The perils of planned extinctionsHONOLULU — A cynical move is underway to promote a new, powerful, and troubling technology known as “gene drives” for use in conservation. This is not just your everyday genetic modification, known as “GMO”; it is a radical new technology, which creates “mutagenic chain reactions” that can reshape living systems in unimaginable ways.
Gene drives represent the next frontier of genetic engineering, synthetic biology, and gene editing. The technology overrides the standard rules of genetic inheritance, ensuring that a particular trait, delivered by humans into an organism’s DNA using advanced gene-editing technology, spreads to all subsequent generations, thereby altering the future of the entire species.
It is a biological tool with unprecedented power. Yet, instead of taking time to consider fully the relevant ethical, ecological, and social issues, many are aggressively promoting gene-drive technology for use in conservation.
One proposal aims to protect native birds on Hawaii’s Kauai Island by using gene drives to reduce the population of a species of mosquito that carries avian malaria. Another plan, championed by a conservation consortium that includes U.S. and Australian government agencies, would eradicate invasive, bird-harming mice on particular islands by introducing altered mice that prevent them from producing female offspring. Creating the “daughterless mouse” would be the first step toward so-called Genetic Biocontrol of Invasive Rodents (GBIRd), designed to cause deliberate extinctions of “pest” species like rats, in order to save “favored” species, such as endangered birds.

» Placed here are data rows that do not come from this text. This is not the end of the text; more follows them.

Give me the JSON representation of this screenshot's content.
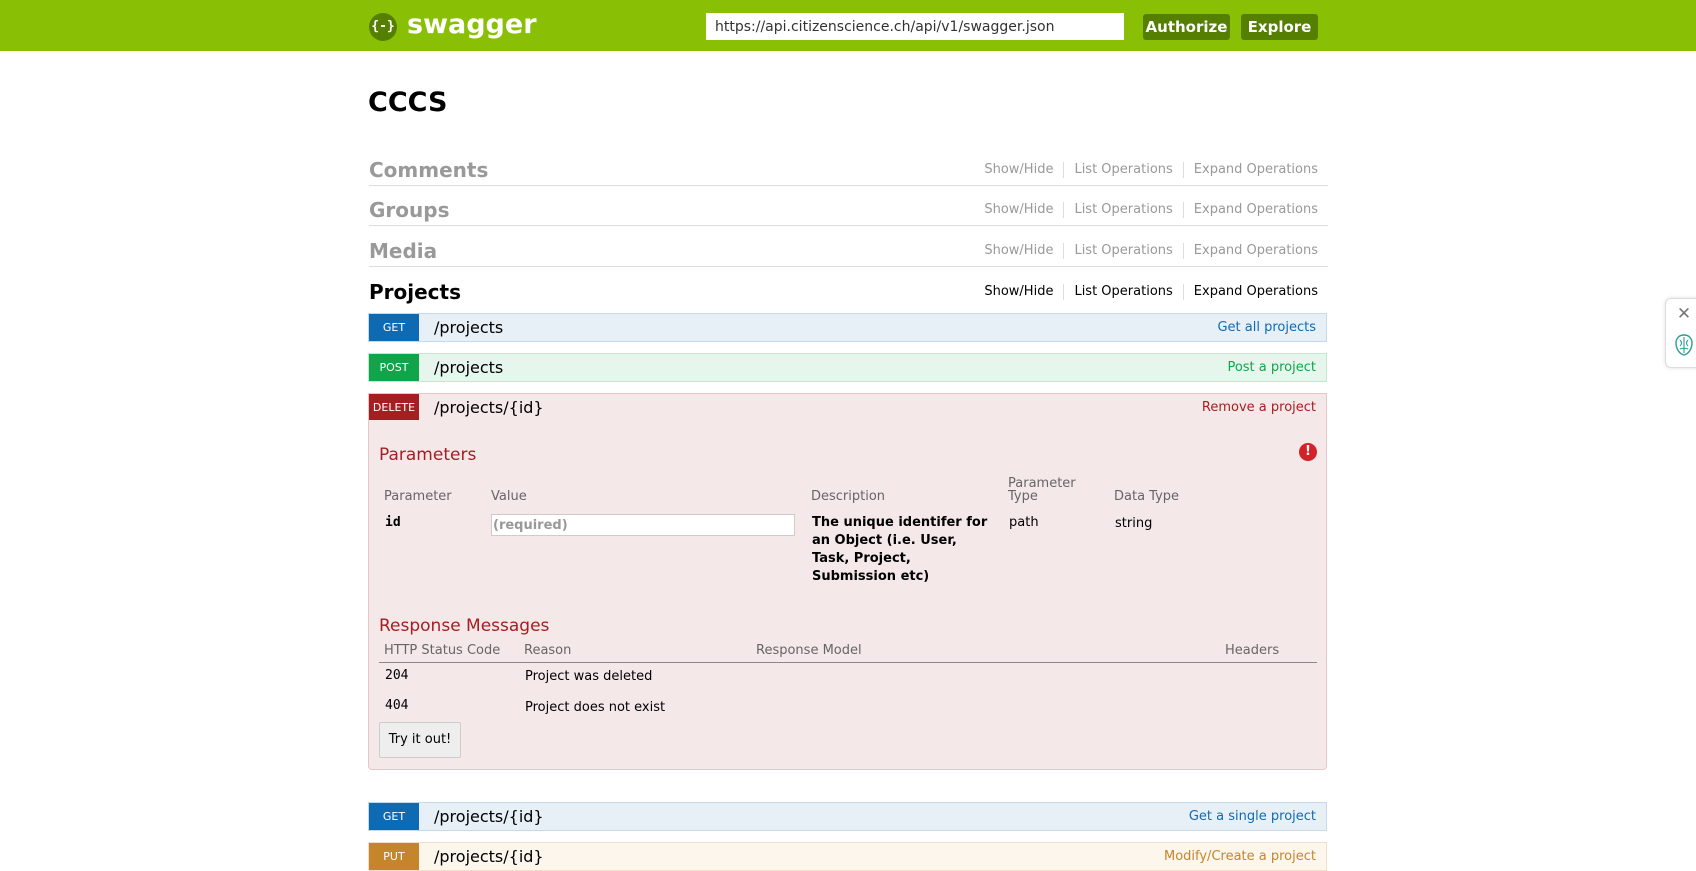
{
  "header": {
    "logo_mark": "{-}",
    "logo_text": "swagger",
    "api_url": "https://api.citizenscience.ch/api/v1/swagger.json",
    "authorize_label": "Authorize",
    "explore_label": "Explore"
  },
  "api_title": "CCCS",
  "resource_links": {
    "show_hide": "Show/Hide",
    "list_operations": "List Operations",
    "expand_operations": "Expand Operations"
  },
  "resources": [
    {
      "name": "Comments"
    },
    {
      "name": "Groups"
    },
    {
      "name": "Media"
    },
    {
      "name": "Projects"
    }
  ],
  "operations": [
    {
      "verb": "GET",
      "path": "/projects",
      "summary": "Get all projects"
    },
    {
      "verb": "POST",
      "path": "/projects",
      "summary": "Post a project"
    },
    {
      "verb": "DELETE",
      "path": "/projects/{id}",
      "summary": "Remove a project"
    },
    {
      "verb": "GET",
      "path": "/projects/{id}",
      "summary": "Get a single project"
    },
    {
      "verb": "PUT",
      "path": "/projects/{id}",
      "summary": "Modify/Create a project"
    }
  ],
  "delete_detail": {
    "parameters_title": "Parameters",
    "param_headers": {
      "parameter": "Parameter",
      "value": "Value",
      "description": "Description",
      "param_type_1": "Parameter",
      "param_type_2": "Type",
      "data_type": "Data Type"
    },
    "param": {
      "name": "id",
      "placeholder": "(required)",
      "description_lines": [
        "The unique identifer for",
        "an Object (i.e. User,",
        "Task, Project,",
        "Submission etc)"
      ],
      "param_type": "path",
      "data_type": "string"
    },
    "response_title": "Response Messages",
    "response_headers": {
      "code": "HTTP Status Code",
      "reason": "Reason",
      "model": "Response Model",
      "headers": "Headers"
    },
    "responses": [
      {
        "code": "204",
        "reason": "Project was deleted"
      },
      {
        "code": "404",
        "reason": "Project does not exist"
      }
    ],
    "try_label": "Try it out!"
  },
  "colors": {
    "header_green": "#89bf04",
    "get_blue": "#0f6ab4",
    "post_green": "#10a54a",
    "delete_red": "#a41e22",
    "put_orange": "#c5862b"
  },
  "icons": {
    "logo": "swagger-logo-icon",
    "warning": "warning-icon",
    "close": "close-icon",
    "brain": "brain-icon"
  }
}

The assumption underlying these proposals seems to be that humans have the knowledge, capabilities, and prudence to control nature.
The idea that we can — and should — use human-driven extinction to address human-caused extinction is appalling.
I am not alone in my concern. At the ongoing International Union for the Conservation of Nature (IUCN) World Conservation Congress in Hawaii, a group of leading conservationists and scientists issued an open letter, entitled “A Call for Conservation with a Conscience,” demanding a halt to the use of gene drives in conservation. I am one of the signatories, along with the environmental icon David Suzuki, physicist Fritjof Capra, the Indigenous Environmental Network’s Tom Goldtooth, and organic pioneer Nell Newman.
The discussions that have begun at the IUCN congress will continue at the United Nations Convention on Biological Diversity in Mexico this December, when global leaders must consider a proposed global moratorium on gene drives. Such discussions reflect demands by civil-society leaders for a more thorough consideration of the scientific, moral, and legal issues concerning the use of gene drives.
Our technological prowess is largely viewed through the lens of engineering, and engineers tend to focus on one question: “Does it work?” But, as Angelika Hilbeck, President of the European Network of Scientists for Social and Environmental Responsibility (ENSSER) argues, a better question would be: “What else does it do?”
When it comes to the GBIRd project, for example, one might ask whether the “daughterless mouse” could escape the specific ecosystem into which it has been introduced, just as GMO crops and farmed salmon do, and what would happen if it did. As for the mosquitos in Hawaii, one might ask how reducing their numbers would affect the endangered hoary bat species.
Making matters worse, the media have consistently failed to educate the public about the risks raised by genetic technologies. Few people understand that, as MIT science historian Lily Kay explains, genetic engineering was deliberately developed and promoted as a tool for biological and social control. Those driving that process were aiming to fulfill a perceived mandate for “science-based social intervention.”
Powerful tools like genetic modification and, especially, gene-drive technology spark the imagination of anyone with an agenda, from the military to well-intentioned health advocates (which could use them to help eradicate certain deadly diseases).
But the fact is that we have not created the intellectual infrastructure to address the fundamental challenges that gene drives — not to mention other powerful technologies — raise. And now we are supposed to suspend our critical faculties and trust the techno-elites’ promise to use gene drives responsibly in the service of seemingly positive environmental goals. No open public discussion is needed, apparently. But why should we blindly believe that everything is under control?
In my view, the focus on using gene-drive technology for conservation is a ruse to gain public acceptance and regulatory cover. Why expose something to public scrutiny and possible restraints when you can usher it in through the back door by pretending it will do some good? The risks are too obvious for gene-drive advocates to risk talking about them.
In my 20-plus years of researching and reporting on transgenic technologies, I thought I had seen the worst of the false promises and hype that they engender. But gene drives are unlike anything we have witnessed, and amount to the ultimate test of our self-control. Can we really trust science to guide us, or do we recklessly throw in our lot with technological “silver bullets” as the way forward?
Fortunately, we still have a choice. The fact that gene drives can change the basic relationship between humanity and the natural world is both a challenge and an opportunity. We can do now what we should have done a long time ago, with regard to both nuclear and transgenic technologies: start paying more attention to the dangers of human ingenuity — and more respect to the genius of nature.
Copyright: Project Syndicate, 2016
*The author, a broadcast journalist and environmental lawyer, is the author of “UNCERTAIN PERIL: Genetic Engineering and the Future of Seeds.”
Claire Hope Cummings